Less drilling will not only lead to a loss of jobs for oil workers, but the services that pop up around drilling sites – restaurants, bars, construction, and more – are feeling the slowdown as well. States like Texas, North Dakota, Oklahoma, and Louisiana have seen their economies boom over the last few years as oil production surged. But the sector is now deflating, leaving gashes in employment rolls and state budgets. With such extensive dependence on oil for prosperity in these states, the pain will mount if oil prices stay low.
- Behind the Scenes at Sony as Hacking Crisis Unfolded (WSJ)
- Oil Set for Biggest Slump Since 2008 as OPEC Battles U.S. Shale (BBG)
- Praet Warning of Oil Effects Signals Higher Chance of ECB QE (BBG)
- U.S. Opening Door to More Oil Exports Seen Foiling OPEC Strategy (BBG)
- Venezuela confirms recession, inflation hits 63.6 percent in Nov (Reuters)
- U.S. to station 150 armored vehicles in Europe (Reuters)
- China Stocks Rise to Finish Off Big Year (WSJ)
- RBS Suspends Bonuses of 18 Traders Amid FX Rigging Fine (BBG)
Narrative, we have a problem.
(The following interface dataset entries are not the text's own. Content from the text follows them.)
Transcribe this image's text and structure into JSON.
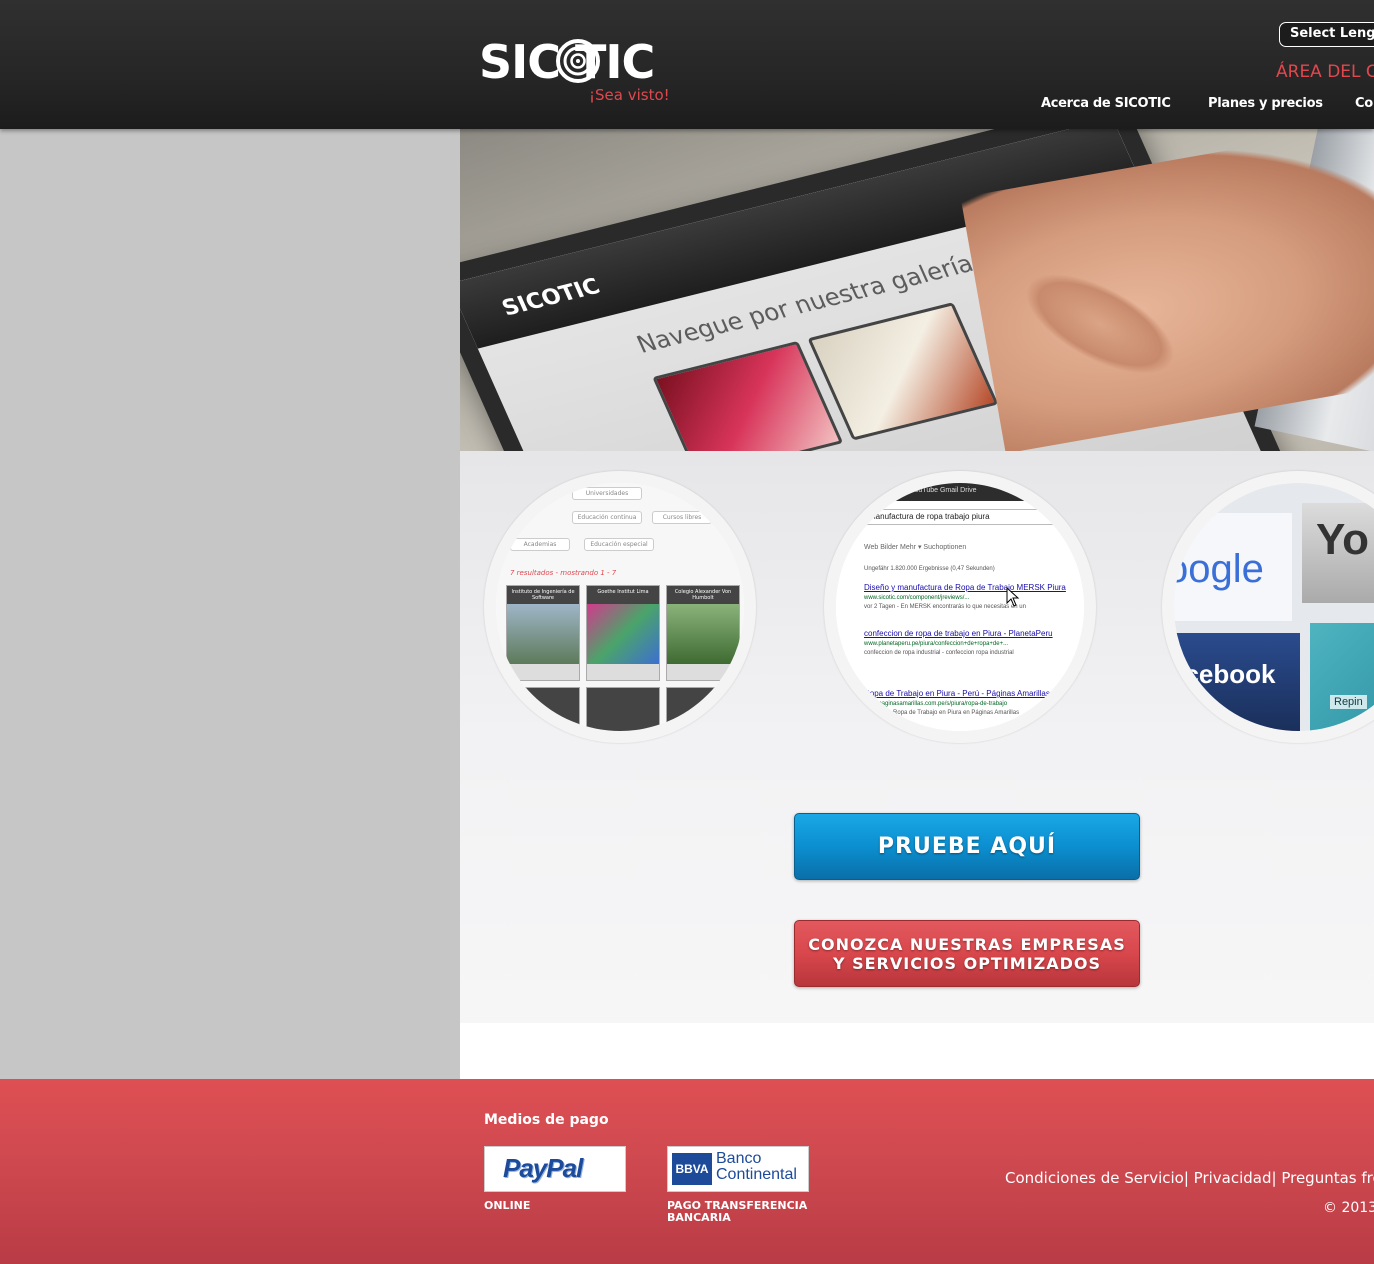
{
  "header": {
    "logo_text": "SIC TIC",
    "tagline": "¡Sea visto!",
    "language_select": "Select Lengu",
    "client_area": "ÁREA DEL C",
    "nav": [
      {
        "label": "Acerca de SICOTIC"
      },
      {
        "label": "Planes y precios"
      },
      {
        "label": "Co"
      }
    ]
  },
  "hero": {
    "tablet_logo": "SICOTIC",
    "tablet_heading": "Navegue por nuestra galería de empresas"
  },
  "circles": {
    "directory": {
      "pills": [
        "Universidades",
        "Educación continua",
        "Cursos libres",
        "Academias",
        "Educación especial"
      ],
      "results": "7 resultados - mostrando 1 - 7",
      "cards": [
        "Instituto de Ingeniería de Software",
        "Goethe Institut Lima",
        "Colegio Alexander Von Humbolt"
      ]
    },
    "search": {
      "bar": "Maps   Play   YouTube   Gmail   Drive",
      "query": "manufactura de ropa trabajo piura",
      "tabs": "Web      Bilder      Mehr ▾      Suchoptionen",
      "count": "Ungefähr 1.820.000 Ergebnisse (0,47 Sekunden)",
      "results": [
        {
          "title": "Diseño y manufactura de Ropa de Trabajo MERSK Piura",
          "url": "www.sicotic.com/component/jreviews/...",
          "desc": "vor 2 Tagen - En MERSK encontrarás lo que necesitas en un"
        },
        {
          "title": "confeccion de ropa de trabajo en Piura - PlanetaPeru",
          "url": "www.planetaperu.pe/piura/confeccion+de+ropa+de+...",
          "desc": "confeccion de ropa industrial - confeccion ropa industrial"
        },
        {
          "title": "Ropa de Trabajo en Piura - Perú - Páginas Amarillas",
          "url": "www.paginasamarillas.com.pe/s/piura/ropa-de-trabajo",
          "desc": "Encuentra Ropa de Trabajo en Piura en Páginas Amarillas"
        }
      ]
    },
    "social": {
      "google": "oogle",
      "facebook": "acebook",
      "youtube": "Yo",
      "repin": "Repin"
    }
  },
  "buttons": {
    "try": "PRUEBE AQUÍ",
    "companies_line1": "CONOZCA NUESTRAS EMPRESAS",
    "companies_line2": "Y SERVICIOS OPTIMIZADOS"
  },
  "footer": {
    "title": "Medios de pago",
    "paypal": "PayPal",
    "paypal_label": "ONLINE",
    "bbva_mark": "BBVA",
    "bbva_line1": "Banco",
    "bbva_line2": "Continental",
    "bbva_label_line1": "PAGO TRANSFERENCIA",
    "bbva_label_line2": "BANCARIA",
    "links": [
      "Condiciones de Servicio",
      "Privacidad",
      "Preguntas fre"
    ],
    "copyright": "© 2013"
  },
  "colors": {
    "brand_red": "#e0484e",
    "button_blue": "#0b8fd0",
    "header_dark": "#262626"
  }
}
What is billed day after day as 'unequivocally good' is entirely not good for Alaska (oh and Texas and Pennsylvania and...) as with oil prices dropping, AP reports Alaska Gov. Bill Walker has halted new spending on six high-profile projects, pending further review. With oil taxes and royalties expected to represent nearly 90% of Alaska's unrestricted general fund revenue this year, officials warned, "the state's fiscal situation demands a critical look."
We live in a new world, and the Saudis are either the only or the first ones to understand that. Because they are so early to notice, and adapt, I would expect them to come out relatively well. But I would fear for many of the others. And that includes a real fear of pretty extreme reactions, and violence, in quite a few oil-producing nations that have kept a lid on their potential domestic unrest to date. It would also include a lot of ugliness in the US shale patch, with a great loss of jobs (something it will have in common with North Sea oil, among others), but perhaps even more with profound mayhem for many investors in US energy. And then we’re right back to your pension plans.
For all those who think the upcoming carnage to the shale industry will be "contained" we refer to the following research report from the Manhattan Institute for Policy Research. For the impatient ones, here is the punchline: "The $300–$400 billion overall annual economic gain from the oil & gas boom has been greater than the average annual GDP growth of $200–$300 billion in recent years—in other words, the economy would have continued in recession if it were not for the unplanned expansion of the oil & gas sector."
No respite for the American oil patch and its investors.